• To do:
Would you output the whole of the data exactly?

[Start of Attachment]

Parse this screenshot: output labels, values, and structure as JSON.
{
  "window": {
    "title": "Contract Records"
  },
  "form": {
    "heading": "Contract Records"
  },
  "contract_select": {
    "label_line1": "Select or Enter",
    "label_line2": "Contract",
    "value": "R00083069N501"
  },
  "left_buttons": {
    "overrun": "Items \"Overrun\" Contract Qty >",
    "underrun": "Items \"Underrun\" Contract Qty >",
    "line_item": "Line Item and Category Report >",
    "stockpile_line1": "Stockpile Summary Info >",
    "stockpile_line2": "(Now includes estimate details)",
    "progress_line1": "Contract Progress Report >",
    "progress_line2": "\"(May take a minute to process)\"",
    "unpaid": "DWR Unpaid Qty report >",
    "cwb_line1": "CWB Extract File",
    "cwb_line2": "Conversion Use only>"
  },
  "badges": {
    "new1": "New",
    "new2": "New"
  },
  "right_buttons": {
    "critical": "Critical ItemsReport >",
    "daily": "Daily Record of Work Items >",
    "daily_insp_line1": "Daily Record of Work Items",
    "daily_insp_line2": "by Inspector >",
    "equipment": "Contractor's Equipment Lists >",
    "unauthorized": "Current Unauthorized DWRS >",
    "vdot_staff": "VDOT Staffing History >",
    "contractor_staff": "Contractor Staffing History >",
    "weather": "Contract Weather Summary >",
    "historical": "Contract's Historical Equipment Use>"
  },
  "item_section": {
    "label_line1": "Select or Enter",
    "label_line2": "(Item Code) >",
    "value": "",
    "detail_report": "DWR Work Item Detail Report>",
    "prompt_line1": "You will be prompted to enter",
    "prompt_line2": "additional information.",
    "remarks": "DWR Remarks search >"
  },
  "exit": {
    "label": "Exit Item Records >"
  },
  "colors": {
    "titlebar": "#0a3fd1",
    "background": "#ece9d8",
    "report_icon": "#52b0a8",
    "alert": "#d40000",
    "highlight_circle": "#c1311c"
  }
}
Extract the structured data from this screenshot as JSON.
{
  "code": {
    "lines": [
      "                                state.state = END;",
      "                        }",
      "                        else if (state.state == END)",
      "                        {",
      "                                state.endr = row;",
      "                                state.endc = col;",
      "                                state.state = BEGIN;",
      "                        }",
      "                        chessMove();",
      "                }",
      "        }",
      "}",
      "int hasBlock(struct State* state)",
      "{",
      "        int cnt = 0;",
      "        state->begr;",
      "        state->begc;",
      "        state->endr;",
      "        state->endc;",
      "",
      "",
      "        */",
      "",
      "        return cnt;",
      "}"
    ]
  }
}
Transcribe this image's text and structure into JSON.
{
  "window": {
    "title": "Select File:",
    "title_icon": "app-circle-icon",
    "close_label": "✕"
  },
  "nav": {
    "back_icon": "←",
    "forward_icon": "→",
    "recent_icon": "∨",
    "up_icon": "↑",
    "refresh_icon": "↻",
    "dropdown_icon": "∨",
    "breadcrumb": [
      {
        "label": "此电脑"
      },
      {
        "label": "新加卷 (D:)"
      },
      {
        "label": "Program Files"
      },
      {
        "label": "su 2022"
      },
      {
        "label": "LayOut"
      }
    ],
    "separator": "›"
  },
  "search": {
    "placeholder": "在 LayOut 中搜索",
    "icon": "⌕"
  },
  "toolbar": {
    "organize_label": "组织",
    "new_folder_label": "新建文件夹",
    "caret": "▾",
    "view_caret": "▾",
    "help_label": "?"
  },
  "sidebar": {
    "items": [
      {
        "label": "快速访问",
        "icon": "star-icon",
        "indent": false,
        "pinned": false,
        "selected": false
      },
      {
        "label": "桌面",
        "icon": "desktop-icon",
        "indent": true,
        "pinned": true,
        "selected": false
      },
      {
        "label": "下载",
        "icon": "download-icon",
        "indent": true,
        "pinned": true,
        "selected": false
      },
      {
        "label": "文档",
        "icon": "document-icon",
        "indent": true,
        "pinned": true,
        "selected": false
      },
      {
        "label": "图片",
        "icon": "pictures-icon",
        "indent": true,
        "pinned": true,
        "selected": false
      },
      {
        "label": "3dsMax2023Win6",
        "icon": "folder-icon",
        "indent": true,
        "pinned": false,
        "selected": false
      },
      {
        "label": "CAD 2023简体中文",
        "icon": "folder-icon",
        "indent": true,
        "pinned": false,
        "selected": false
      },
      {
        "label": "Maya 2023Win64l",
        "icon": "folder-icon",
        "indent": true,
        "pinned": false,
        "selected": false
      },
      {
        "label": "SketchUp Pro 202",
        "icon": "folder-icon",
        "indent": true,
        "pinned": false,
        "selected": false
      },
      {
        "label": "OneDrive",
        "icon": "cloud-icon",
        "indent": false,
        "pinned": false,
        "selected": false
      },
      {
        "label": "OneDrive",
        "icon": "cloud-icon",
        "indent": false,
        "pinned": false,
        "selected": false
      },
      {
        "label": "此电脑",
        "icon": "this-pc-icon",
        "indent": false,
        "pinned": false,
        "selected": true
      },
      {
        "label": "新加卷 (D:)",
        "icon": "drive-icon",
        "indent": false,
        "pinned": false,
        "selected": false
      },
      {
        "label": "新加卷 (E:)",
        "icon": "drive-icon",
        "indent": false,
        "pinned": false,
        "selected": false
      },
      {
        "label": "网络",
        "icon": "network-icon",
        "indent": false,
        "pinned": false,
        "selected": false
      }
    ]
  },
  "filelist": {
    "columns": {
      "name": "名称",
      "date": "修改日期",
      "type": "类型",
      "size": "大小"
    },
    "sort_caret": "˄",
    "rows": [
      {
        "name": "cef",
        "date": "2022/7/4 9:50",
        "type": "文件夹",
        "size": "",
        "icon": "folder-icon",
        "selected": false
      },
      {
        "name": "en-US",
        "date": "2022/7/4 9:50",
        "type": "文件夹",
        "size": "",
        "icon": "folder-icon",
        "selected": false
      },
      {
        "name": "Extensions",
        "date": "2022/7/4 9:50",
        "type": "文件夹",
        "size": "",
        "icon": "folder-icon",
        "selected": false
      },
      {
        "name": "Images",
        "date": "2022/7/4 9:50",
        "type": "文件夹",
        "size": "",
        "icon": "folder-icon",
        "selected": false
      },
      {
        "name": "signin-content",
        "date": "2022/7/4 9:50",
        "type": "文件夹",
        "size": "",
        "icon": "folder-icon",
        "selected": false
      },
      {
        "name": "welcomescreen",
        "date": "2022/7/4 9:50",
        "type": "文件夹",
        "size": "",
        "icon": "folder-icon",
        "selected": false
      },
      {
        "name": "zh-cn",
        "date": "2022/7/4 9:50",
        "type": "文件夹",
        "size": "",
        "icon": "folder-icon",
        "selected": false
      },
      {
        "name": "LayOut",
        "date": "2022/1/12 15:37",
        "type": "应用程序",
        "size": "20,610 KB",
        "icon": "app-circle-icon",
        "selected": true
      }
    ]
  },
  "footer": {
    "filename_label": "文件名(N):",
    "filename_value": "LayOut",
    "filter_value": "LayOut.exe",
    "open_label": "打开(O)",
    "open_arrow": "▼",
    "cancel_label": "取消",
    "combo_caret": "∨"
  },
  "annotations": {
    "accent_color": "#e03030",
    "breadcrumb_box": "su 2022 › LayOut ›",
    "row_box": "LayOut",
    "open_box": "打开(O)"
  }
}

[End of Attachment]

• Written response:
Parse this screenshot: output labels, values, and structure as JSON.
{
  "window": {
    "title": "Contract Records"
  },
  "form": {
    "heading": "Contract Records"
  },
  "contract_select": {
    "label_line1": "Select or Enter",
    "label_line2": "Contract",
    "value": "R00083069N501"
  },
  "left_buttons": {
    "overrun": "Items \"Overrun\" Contract Qty >",
    "underrun": "Items \"Underrun\" Contract Qty >",
    "line_item": "Line Item and Category Report >",
    "stockpile_line1": "Stockpile Summary Info >",
    "stockpile_line2": "(Now includes estimate details)",
    "progress_line1": "Contract Progress Report >",
    "progress_line2": "\"(May take a minute to process)\"",
    "unpaid": "DWR Unpaid Qty report >",
    "cwb_line1": "CWB Extract File",
    "cwb_line2": "Conversion Use only>"
  },
  "badges": {
    "new1": "New",
    "new2": "New"
  },
  "right_buttons": {
    "critical": "Critical ItemsReport >",
    "daily": "Daily Record of Work Items >",
    "daily_insp_line1": "Daily Record of Work Items",
    "daily_insp_line2": "by Inspector >",
    "equipment": "Contractor's Equipment Lists >",
    "unauthorized": "Current Unauthorized DWRS >",
    "vdot_staff": "VDOT Staffing History >",
    "contractor_staff": "Contractor Staffing History >",
    "weather": "Contract Weather Summary >",
    "historical": "Contract's Historical Equipment Use>"
  },
  "item_section": {
    "label_line1": "Select or Enter",
    "label_line2": "(Item Code) >",
    "value": "",
    "detail_report": "DWR Work Item Detail Report>",
    "prompt_line1": "You will be prompted to enter",
    "prompt_line2": "additional information.",
    "remarks": "DWR Remarks search >"
  },
  "exit": {
    "label": "Exit Item Records >"
  },
  "colors": {
    "titlebar": "#0a3fd1",
    "background": "#ece9d8",
    "report_icon": "#52b0a8",
    "alert": "#d40000",
    "highlight_circle": "#c1311c"
  }
}
Extract the structured data from this screenshot as JSON.
{
  "code": {
    "lines": [
      "                                state.state = END;",
      "                        }",
      "                        else if (state.state == END)",
      "                        {",
      "                                state.endr = row;",
      "                                state.endc = col;",
      "                                state.state = BEGIN;",
      "                        }",
      "                        chessMove();",
      "                }",
      "        }",
      "}",
      "int hasBlock(struct State* state)",
      "{",
      "        int cnt = 0;",
      "        state->begr;",
      "        state->begc;",
      "        state->endr;",
      "        state->endc;",
      "",
      "",
      "        */",
      "",
      "        return cnt;",
      "}"
    ]
  }
}
Transcribe this image's text and structure into JSON.
{
  "window": {
    "title": "Select File:",
    "title_icon": "app-circle-icon",
    "close_label": "✕"
  },
  "nav": {
    "back_icon": "←",
    "forward_icon": "→",
    "recent_icon": "∨",
    "up_icon": "↑",
    "refresh_icon": "↻",
    "dropdown_icon": "∨",
    "breadcrumb": [
      {
        "label": "此电脑"
      },
      {
        "label": "新加卷 (D:)"
      },
      {
        "label": "Program Files"
      },
      {
        "label": "su 2022"
      },
      {
        "label": "LayOut"
      }
    ],
    "separator": "›"
  },
  "search": {
    "placeholder": "在 LayOut 中搜索",
    "icon": "⌕"
  },
  "toolbar": {
    "organize_label": "组织",
    "new_folder_label": "新建文件夹",
    "caret": "▾",
    "view_caret": "▾",
    "help_label": "?"
  },
  "sidebar": {
    "items": [
      {
        "label": "快速访问",
        "icon": "star-icon",
        "indent": false,
        "pinned": false,
        "selected": false
      },
      {
        "label": "桌面",
        "icon": "desktop-icon",
        "indent": true,
        "pinned": true,
        "selected": false
      },
      {
        "label": "下载",
        "icon": "download-icon",
        "indent": true,
        "pinned": true,
        "selected": false
      },
      {
        "label": "文档",
        "icon": "document-icon",
        "indent": true,
        "pinned": true,
        "selected": false
      },
      {
        "label": "图片",
        "icon": "pictures-icon",
        "indent": true,
        "pinned": true,
        "selected": false
      },
      {
        "label": "3dsMax2023Win6",
        "icon": "folder-icon",
        "indent": true,
        "pinned": false,
        "selected": false
      },
      {
        "label": "CAD 2023简体中文",
        "icon": "folder-icon",
        "indent": true,
        "pinned": false,
        "selected": false
      },
      {
        "label": "Maya 2023Win64l",
        "icon": "folder-icon",
        "indent": true,
        "pinned": false,
        "selected": false
      },
      {
        "label": "SketchUp Pro 202",
        "icon": "folder-icon",
        "indent": true,
        "pinned": false,
        "selected": false
      },
      {
        "label": "OneDrive",
        "icon": "cloud-icon",
        "indent": false,
        "pinned": false,
        "selected": false
      },
      {
        "label": "OneDrive",
        "icon": "cloud-icon",
        "indent": false,
        "pinned": false,
        "selected": false
      },
      {
        "label": "此电脑",
        "icon": "this-pc-icon",
        "indent": false,
        "pinned": false,
        "selected": true
      },
      {
        "label": "新加卷 (D:)",
        "icon": "drive-icon",
        "indent": false,
        "pinned": false,
        "selected": false
      },
      {
        "label": "新加卷 (E:)",
        "icon": "drive-icon",
        "indent": false,
        "pinned": false,
        "selected": false
      },
      {
        "label": "网络",
        "icon": "network-icon",
        "indent": false,
        "pinned": false,
        "selected": false
      }
    ]
  },
  "filelist": {
    "columns": {
      "name": "名称",
      "date": "修改日期",
      "type": "类型",
      "size": "大小"
    },
    "sort_caret": "˄",
    "rows": [
      {
        "name": "cef",
        "date": "2022/7/4 9:50",
        "type": "文件夹",
        "size": "",
        "icon": "folder-icon",
        "selected": false
      },
      {
        "name": "en-US",
        "date": "2022/7/4 9:50",
        "type": "文件夹",
        "size": "",
        "icon": "folder-icon",
        "selected": false
      },
      {
        "name": "Extensions",
        "date": "2022/7/4 9:50",
        "type": "文件夹",
        "size": "",
        "icon": "folder-icon",
        "selected": false
      },
      {
        "name": "Images",
        "date": "2022/7/4 9:50",
        "type": "文件夹",
        "size": "",
        "icon": "folder-icon",
        "selected": false
      },
      {
        "name": "signin-content",
        "date": "2022/7/4 9:50",
        "type": "文件夹",
        "size": "",
        "icon": "folder-icon",
        "selected": false
      },
      {
        "name": "welcomescreen",
        "date": "2022/7/4 9:50",
        "type": "文件夹",
        "size": "",
        "icon": "folder-icon",
        "selected": false
      },
      {
        "name": "zh-cn",
        "date": "2022/7/4 9:50",
        "type": "文件夹",
        "size": "",
        "icon": "folder-icon",
        "selected": false
      },
      {
        "name": "LayOut",
        "date": "2022/1/12 15:37",
        "type": "应用程序",
        "size": "20,610 KB",
        "icon": "app-circle-icon",
        "selected": true
      }
    ]
  },
  "footer": {
    "filename_label": "文件名(N):",
    "filename_value": "LayOut",
    "filter_value": "LayOut.exe",
    "open_label": "打开(O)",
    "open_arrow": "▼",
    "cancel_label": "取消",
    "combo_caret": "∨"
  },
  "annotations": {
    "accent_color": "#e03030",
    "breadcrumb_box": "su 2022 › LayOut ›",
    "row_box": "LayOut",
    "open_box": "打开(O)"
  }
}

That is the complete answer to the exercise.